Search the listing below for the word "Książka" and copy each line that holds it.
** Opening Source data block **
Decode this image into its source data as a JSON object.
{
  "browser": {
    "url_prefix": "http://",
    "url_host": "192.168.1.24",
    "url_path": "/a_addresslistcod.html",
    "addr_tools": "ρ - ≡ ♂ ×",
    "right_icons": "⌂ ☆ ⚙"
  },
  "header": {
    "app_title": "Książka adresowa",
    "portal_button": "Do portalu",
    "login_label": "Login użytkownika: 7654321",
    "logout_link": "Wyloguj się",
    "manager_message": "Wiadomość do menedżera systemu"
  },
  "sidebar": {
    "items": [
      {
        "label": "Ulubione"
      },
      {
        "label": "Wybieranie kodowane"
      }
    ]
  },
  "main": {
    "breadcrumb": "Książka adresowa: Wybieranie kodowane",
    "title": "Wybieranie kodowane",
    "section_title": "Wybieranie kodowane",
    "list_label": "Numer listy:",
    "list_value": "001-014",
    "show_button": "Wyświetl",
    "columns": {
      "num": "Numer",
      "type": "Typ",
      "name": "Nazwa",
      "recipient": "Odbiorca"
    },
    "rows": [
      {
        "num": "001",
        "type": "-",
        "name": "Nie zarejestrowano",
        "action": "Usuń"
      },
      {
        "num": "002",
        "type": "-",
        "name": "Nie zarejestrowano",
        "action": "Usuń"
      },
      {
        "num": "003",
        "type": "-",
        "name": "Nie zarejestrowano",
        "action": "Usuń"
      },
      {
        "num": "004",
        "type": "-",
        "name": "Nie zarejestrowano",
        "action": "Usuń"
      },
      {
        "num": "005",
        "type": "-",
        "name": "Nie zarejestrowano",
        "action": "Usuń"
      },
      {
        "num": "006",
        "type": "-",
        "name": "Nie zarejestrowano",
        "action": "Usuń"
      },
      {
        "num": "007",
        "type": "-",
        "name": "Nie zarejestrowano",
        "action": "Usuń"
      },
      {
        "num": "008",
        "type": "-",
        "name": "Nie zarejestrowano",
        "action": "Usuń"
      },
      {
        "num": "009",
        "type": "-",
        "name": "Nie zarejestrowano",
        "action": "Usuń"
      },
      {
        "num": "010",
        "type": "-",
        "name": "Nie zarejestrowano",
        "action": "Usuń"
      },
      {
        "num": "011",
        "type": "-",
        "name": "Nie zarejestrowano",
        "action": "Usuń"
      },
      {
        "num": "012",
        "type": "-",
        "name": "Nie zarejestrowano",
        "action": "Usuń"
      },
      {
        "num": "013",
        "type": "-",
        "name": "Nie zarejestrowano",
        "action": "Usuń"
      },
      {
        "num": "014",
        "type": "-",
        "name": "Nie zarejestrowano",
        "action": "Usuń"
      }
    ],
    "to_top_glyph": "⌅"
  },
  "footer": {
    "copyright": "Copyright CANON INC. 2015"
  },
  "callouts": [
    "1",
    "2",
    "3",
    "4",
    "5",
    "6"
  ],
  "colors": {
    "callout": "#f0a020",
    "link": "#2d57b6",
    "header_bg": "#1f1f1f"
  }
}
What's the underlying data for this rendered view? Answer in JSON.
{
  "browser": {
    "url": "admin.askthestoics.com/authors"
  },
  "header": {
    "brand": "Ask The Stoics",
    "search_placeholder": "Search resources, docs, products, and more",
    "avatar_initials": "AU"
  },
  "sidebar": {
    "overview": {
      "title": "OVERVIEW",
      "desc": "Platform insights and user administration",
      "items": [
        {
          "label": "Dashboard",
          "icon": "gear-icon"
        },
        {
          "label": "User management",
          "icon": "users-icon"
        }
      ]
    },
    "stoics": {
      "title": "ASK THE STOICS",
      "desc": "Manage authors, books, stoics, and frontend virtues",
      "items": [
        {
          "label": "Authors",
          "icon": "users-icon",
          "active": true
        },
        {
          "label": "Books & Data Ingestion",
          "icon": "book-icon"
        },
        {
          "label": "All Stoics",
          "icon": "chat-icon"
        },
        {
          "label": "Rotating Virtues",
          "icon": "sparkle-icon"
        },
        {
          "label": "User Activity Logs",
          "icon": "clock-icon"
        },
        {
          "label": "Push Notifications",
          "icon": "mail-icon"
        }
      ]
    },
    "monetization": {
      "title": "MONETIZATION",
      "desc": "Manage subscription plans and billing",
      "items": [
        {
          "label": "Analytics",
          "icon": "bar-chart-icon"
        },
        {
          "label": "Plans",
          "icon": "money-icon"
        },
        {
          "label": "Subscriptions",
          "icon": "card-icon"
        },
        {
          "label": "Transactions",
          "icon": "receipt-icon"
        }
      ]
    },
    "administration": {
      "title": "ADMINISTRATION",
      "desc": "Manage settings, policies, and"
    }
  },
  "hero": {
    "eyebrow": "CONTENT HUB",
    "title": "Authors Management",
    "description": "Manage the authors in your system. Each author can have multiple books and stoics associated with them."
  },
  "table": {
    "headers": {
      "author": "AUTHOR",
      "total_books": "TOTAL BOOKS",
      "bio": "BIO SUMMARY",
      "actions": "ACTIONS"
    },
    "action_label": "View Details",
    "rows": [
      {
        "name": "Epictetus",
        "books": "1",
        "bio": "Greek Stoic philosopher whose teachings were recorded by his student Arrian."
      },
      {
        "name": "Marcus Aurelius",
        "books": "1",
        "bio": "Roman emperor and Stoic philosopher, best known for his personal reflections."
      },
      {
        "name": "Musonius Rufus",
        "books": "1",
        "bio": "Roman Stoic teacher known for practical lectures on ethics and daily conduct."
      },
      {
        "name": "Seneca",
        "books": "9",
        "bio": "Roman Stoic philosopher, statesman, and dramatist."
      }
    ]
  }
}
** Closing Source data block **
> [Answer for this exercise]:
    "app_title": "Książka adresowa",
    "breadcrumb": "Książka adresowa: Wybieranie kodowane",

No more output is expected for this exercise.